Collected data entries
——————

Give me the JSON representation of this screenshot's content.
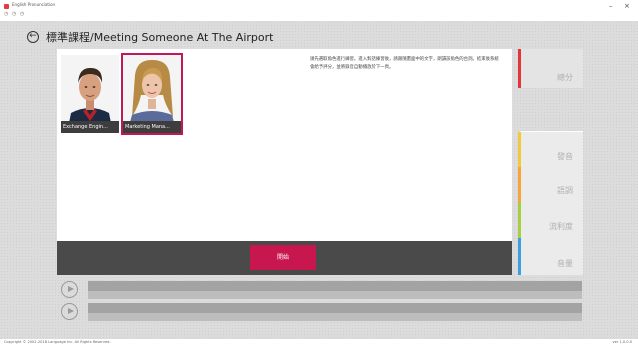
{
  "window": {
    "title": "English Pronunciation",
    "minimize_glyph": "–",
    "close_glyph": "×",
    "toolbar_glyphs": "◷ ◷ ◷"
  },
  "header": {
    "back_glyph": "←",
    "title": "標準課程/Meeting Someone At The Airport"
  },
  "roles": [
    {
      "label": "Exchange Engin...",
      "selected": false
    },
    {
      "label": "Marketing Mana...",
      "selected": true
    }
  ],
  "description": "請先選取角色進行練習。進入對話練習後，請跟隨畫面中的文字，朗讀該角色的台詞。結束後系統會給予評分，並將錄音自動播放於下一頁。",
  "actions": {
    "start_label": "開始"
  },
  "scores": {
    "total_label": "總分",
    "pronunciation_label": "發音",
    "intonation_label": "語調",
    "fluency_label": "流利度",
    "vocabulary_label": "音量"
  },
  "footer": {
    "copyright": "Copyright © 2002-2018 Language Inc. All Rights Reserved.",
    "version": "ver 1.0.0.0"
  },
  "colors": {
    "accent": "#c8174f",
    "total": "#e2363a",
    "pronunciation": "#f2c93d",
    "intonation": "#f7a43a",
    "fluency": "#a7cf42",
    "vocabulary": "#3aa0e0"
  }
}
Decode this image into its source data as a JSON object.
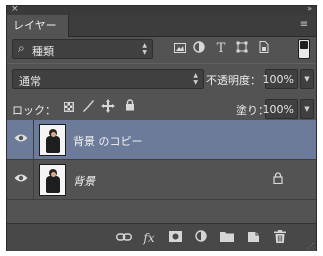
{
  "panel": {
    "close_glyph": "×",
    "collapse_glyph": "»",
    "tab_label": "レイヤー",
    "menu_glyph": "≡"
  },
  "filter": {
    "kind_label": "種類",
    "search_glyph": "⌕",
    "icons": [
      "image-filter-icon",
      "adjustment-filter-icon",
      "type-filter-icon",
      "shape-filter-icon",
      "smart-object-filter-icon"
    ]
  },
  "blend": {
    "mode_label": "通常",
    "opacity_label": "不透明度：",
    "opacity_value": "100%"
  },
  "lock": {
    "label": "ロック：",
    "fill_label": "塗り：",
    "fill_value": "100%"
  },
  "layers": [
    {
      "name": "背景 のコピー",
      "selected": true,
      "visible": true,
      "locked": false
    },
    {
      "name": "背景",
      "selected": false,
      "visible": true,
      "locked": true
    }
  ],
  "footer": {
    "icons": [
      "link-layers-icon",
      "fx-icon",
      "add-mask-icon",
      "new-adjustment-icon",
      "new-group-icon",
      "new-layer-icon",
      "delete-layer-icon"
    ],
    "fx_label": "fx"
  },
  "colors": {
    "panel_bg": "#535353",
    "selected_row": "#6b7b99",
    "field_bg": "#404040"
  }
}
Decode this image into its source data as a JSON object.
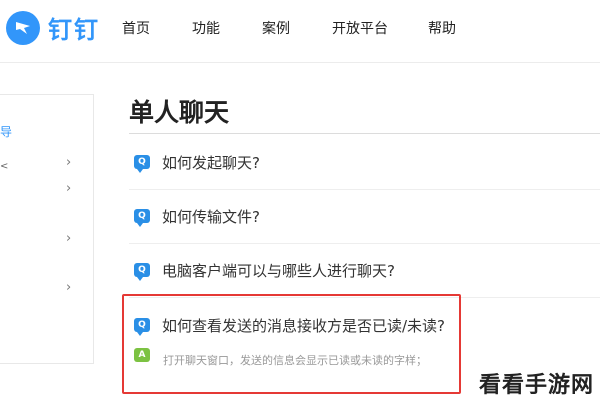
{
  "brand": {
    "logo_text": "钉钉",
    "color": "#3296fa"
  },
  "nav": {
    "items": [
      "首页",
      "功能",
      "案例",
      "开放平台",
      "帮助"
    ]
  },
  "sidebar": {
    "partial_label": "导",
    "partial_mark": "<"
  },
  "main": {
    "title": "单人聊天",
    "questions": [
      "如何发起聊天?",
      "如何传输文件?",
      "电脑客户端可以与哪些人进行聊天?",
      "如何查看发送的消息接收方是否已读/未读?"
    ],
    "q_badge": "Q",
    "a_badge": "A",
    "answer_preview": "打开聊天窗口，发送的信息会显示已读或未读的字样；",
    "highlight_color": "#e53935"
  },
  "watermark": "看看手游网"
}
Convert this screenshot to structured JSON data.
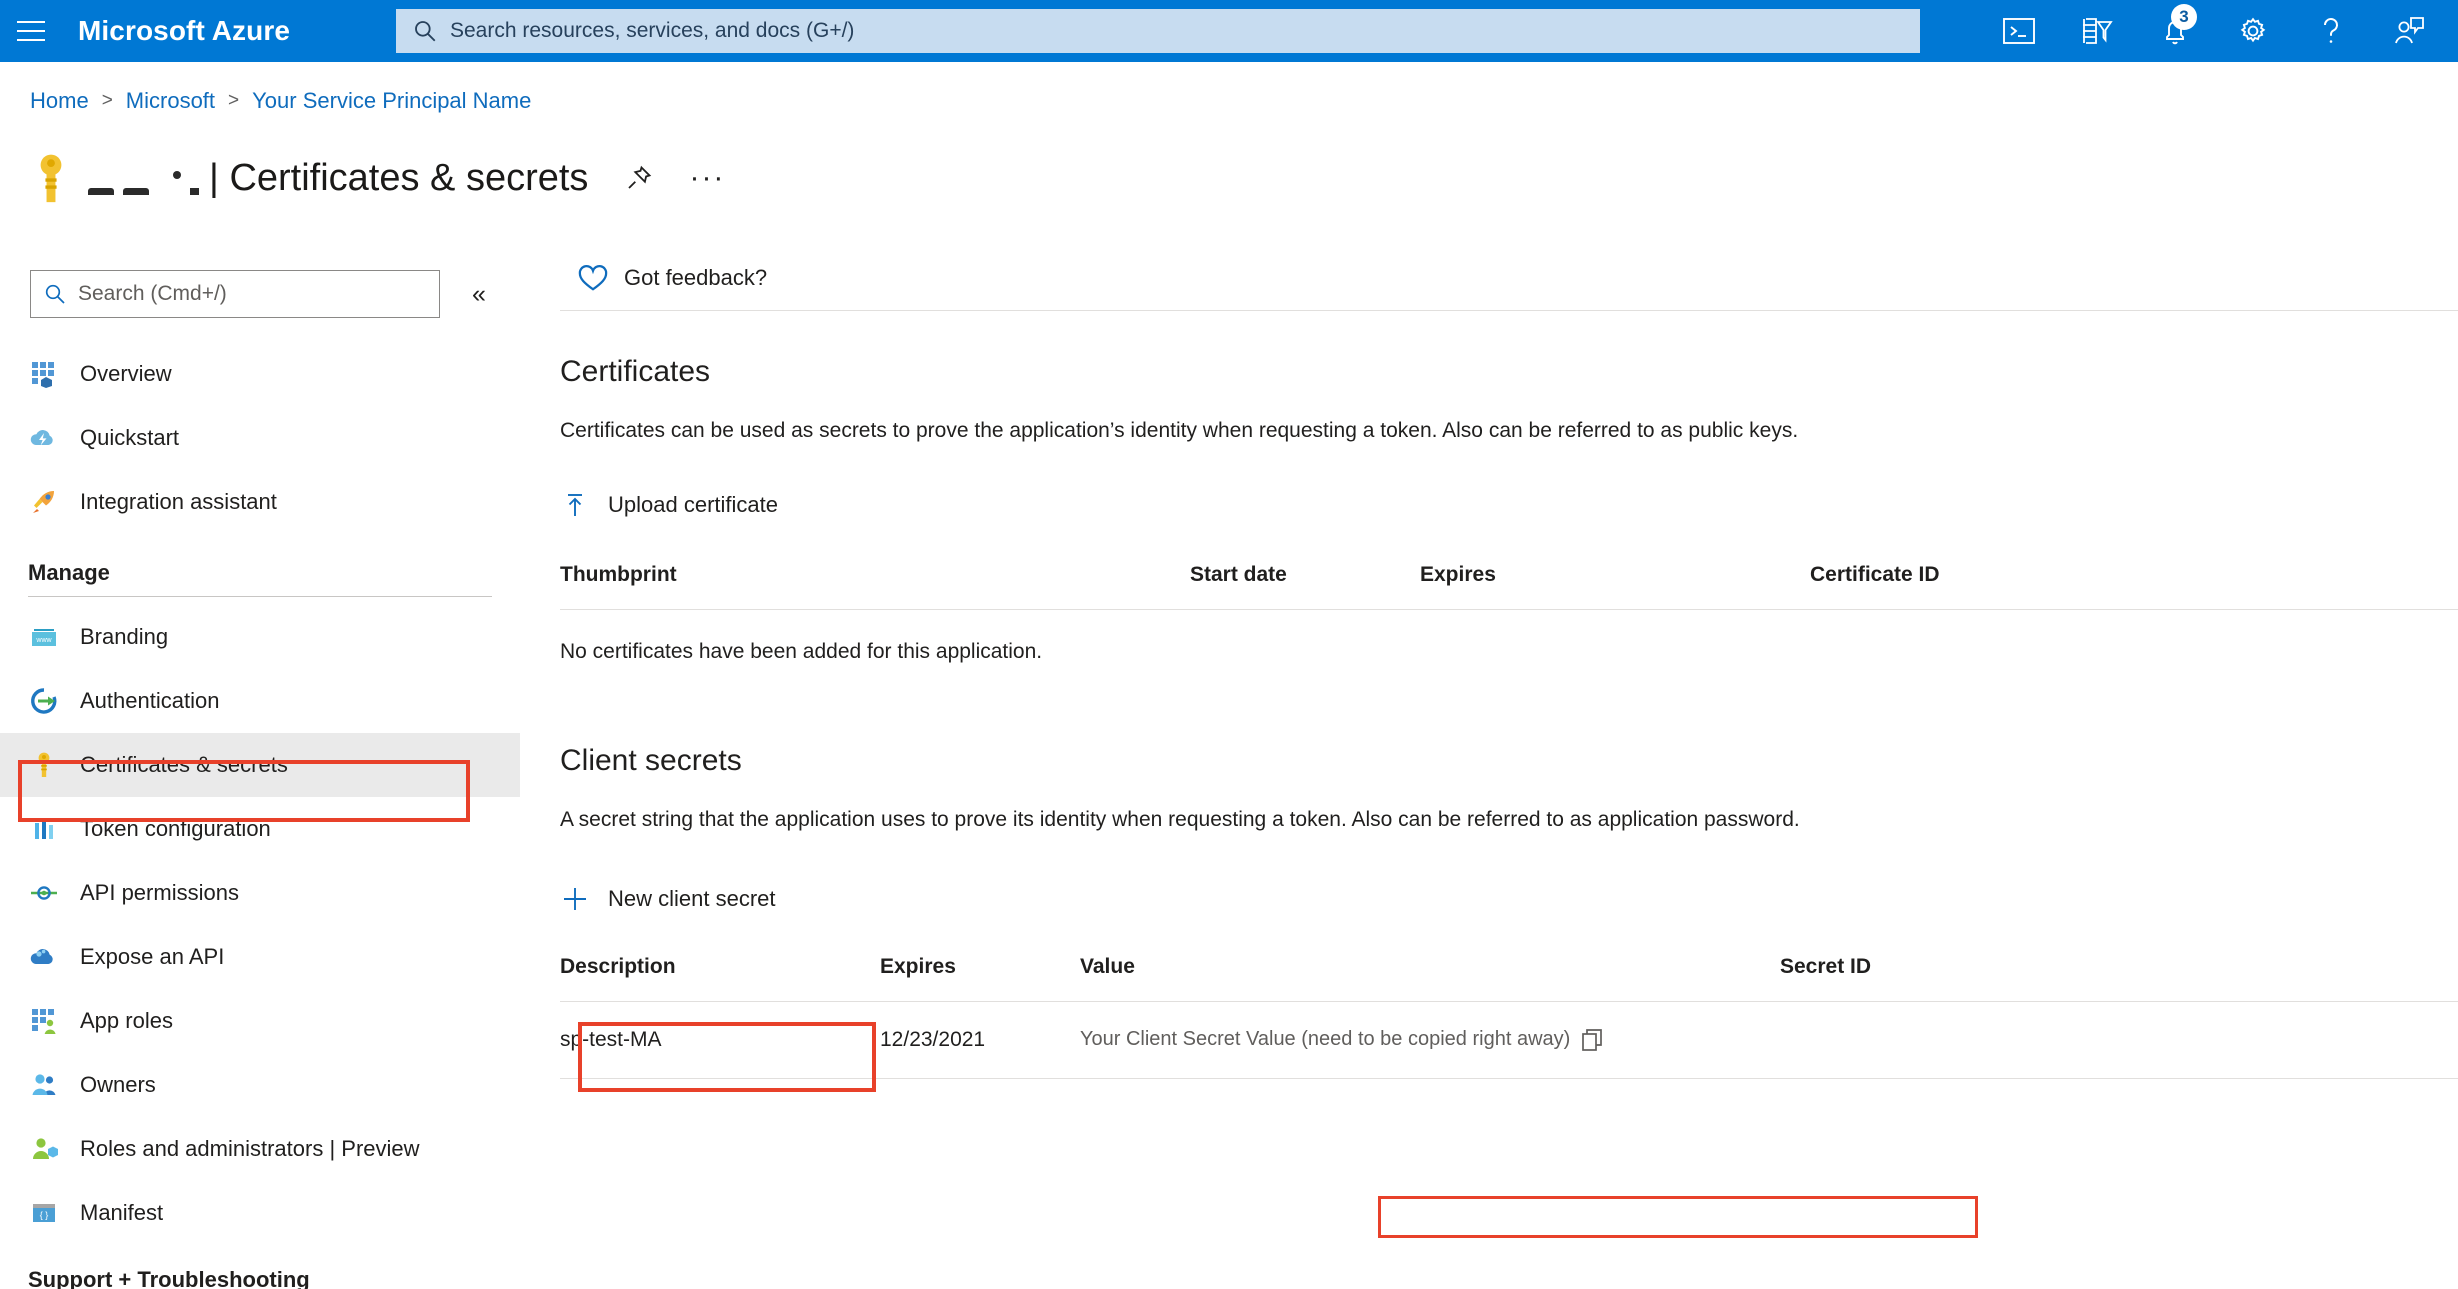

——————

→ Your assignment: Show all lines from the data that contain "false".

→ Worked solution:
      "selected": false
      "locked": false
      "selected": false,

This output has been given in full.